Very interesting link. I don't have my own genetic results handy, though I'm pretty sure they've been done (I don't think it was done routinely 8 years ago, when I was diagnosed, but the director of the hospital I went to has stated that he wants every cancer patient tested).

Anonymous,
Thanks for reading. Interesting question about how one decided. I think a lot of oncologists rely on NCCN guidelines (http://www.nccn.org/about/nhl.pdf) -- my new onc seems pretty into them. But they don't say much about initial treatment in the guidelines, which might be why there are so many options. NCCN has recommended B + R, especially as an alternative to CHOP. I guess what it comes down to is your doctor's preference. Some might suggest Rituxan in your case, since you are watching and waiting, and therefore moving slowly. But the doctor might also see that bulky disease and think slightly more aggressive is better. If you have a preference for Rituxan, I'd ask the doctor why B + R, and see what he or she says. Maybe ask if you can try Rituxan first, and then add Bendamustine if it doesn't do the job? Whatever the case, certainly value your doctor's knowledge on this, but use your own knowledge to ask some informed questions about the choice.
Good luck -- when the time comes.
Bob

Anonymous said...

Thanks for your lengthy reply!
I will ask about R only...but I suspect my very large tumor load and large tumor masses, plus stage 4 may be the factor for adding B. I'm lucky my oncologist is also a hematologist, and he's young so I'm hoping up on all the latest!

Lymphomaniac said...

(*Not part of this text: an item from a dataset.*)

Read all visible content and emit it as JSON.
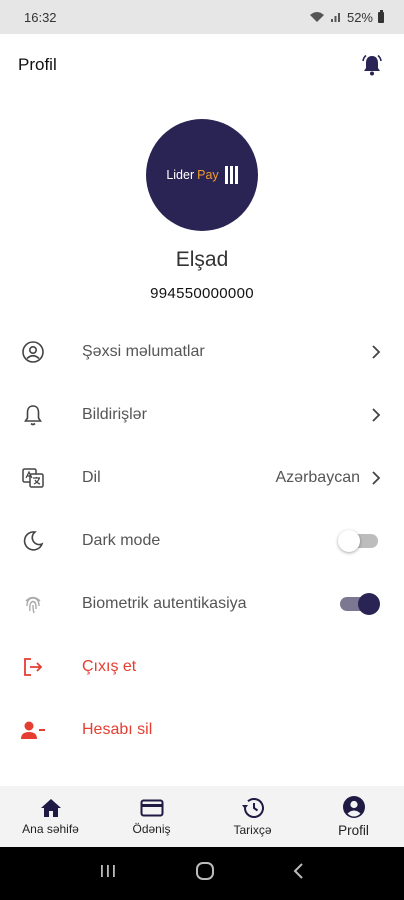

Sounds like Dr. R, my first oncologist. He was young, and did a fellowship in hematology at Yale, and he was up on (and excited about) newer stuff. My new oncologist is more of a generalist, kind of old school, and more of a rule follower (NCCN guidelines). We'll see how it goes.